**WORK TASK**
Go over the records and copy every line with the string "title".

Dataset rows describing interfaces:
------------------------------------------------
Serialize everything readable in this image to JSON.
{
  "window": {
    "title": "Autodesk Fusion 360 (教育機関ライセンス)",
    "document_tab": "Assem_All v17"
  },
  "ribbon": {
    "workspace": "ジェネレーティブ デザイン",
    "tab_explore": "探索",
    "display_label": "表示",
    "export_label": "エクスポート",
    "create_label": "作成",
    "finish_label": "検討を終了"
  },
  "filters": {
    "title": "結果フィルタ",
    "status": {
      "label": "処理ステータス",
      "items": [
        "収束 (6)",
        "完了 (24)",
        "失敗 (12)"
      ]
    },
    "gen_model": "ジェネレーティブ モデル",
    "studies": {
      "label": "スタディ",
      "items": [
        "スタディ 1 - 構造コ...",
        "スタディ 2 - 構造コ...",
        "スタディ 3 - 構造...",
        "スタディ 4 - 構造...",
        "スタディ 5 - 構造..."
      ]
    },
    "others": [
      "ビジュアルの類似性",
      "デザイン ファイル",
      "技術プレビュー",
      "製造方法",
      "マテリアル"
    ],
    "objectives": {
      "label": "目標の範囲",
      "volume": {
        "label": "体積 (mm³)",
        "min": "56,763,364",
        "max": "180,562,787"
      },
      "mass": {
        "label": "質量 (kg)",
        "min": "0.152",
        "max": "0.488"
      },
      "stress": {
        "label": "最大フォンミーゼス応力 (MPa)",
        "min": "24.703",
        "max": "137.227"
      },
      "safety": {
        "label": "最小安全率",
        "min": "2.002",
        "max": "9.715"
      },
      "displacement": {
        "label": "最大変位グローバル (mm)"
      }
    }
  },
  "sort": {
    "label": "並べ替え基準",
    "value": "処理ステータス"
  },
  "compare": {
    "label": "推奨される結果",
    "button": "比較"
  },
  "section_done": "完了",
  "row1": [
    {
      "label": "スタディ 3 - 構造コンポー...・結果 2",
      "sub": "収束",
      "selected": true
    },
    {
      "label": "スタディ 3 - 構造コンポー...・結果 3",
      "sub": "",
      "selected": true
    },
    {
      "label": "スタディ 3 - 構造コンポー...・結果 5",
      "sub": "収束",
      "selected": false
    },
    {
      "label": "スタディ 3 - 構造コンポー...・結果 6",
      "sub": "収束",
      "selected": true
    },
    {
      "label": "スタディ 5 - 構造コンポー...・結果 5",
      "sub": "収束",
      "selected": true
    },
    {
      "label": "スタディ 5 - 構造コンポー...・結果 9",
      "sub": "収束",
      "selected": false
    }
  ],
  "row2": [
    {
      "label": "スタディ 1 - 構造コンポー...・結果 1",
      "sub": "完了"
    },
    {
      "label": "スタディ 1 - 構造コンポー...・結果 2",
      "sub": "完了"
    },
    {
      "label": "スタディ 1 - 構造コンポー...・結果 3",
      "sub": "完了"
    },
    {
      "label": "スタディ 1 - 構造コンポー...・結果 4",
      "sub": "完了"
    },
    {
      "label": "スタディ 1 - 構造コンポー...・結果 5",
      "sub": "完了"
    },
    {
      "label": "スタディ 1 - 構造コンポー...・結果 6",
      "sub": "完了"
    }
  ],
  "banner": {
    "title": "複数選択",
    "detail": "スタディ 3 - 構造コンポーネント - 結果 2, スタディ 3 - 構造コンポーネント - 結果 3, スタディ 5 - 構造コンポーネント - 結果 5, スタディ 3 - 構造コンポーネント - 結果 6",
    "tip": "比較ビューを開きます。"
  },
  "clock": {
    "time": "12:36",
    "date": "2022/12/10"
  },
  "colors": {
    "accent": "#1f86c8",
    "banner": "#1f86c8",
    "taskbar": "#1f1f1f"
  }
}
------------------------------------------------
**EXERCISE RESULT**
    "title": "Autodesk Fusion 360 (教育機関ライセンス)",
    "title": "結果フィルタ",
    "title": "複数選択",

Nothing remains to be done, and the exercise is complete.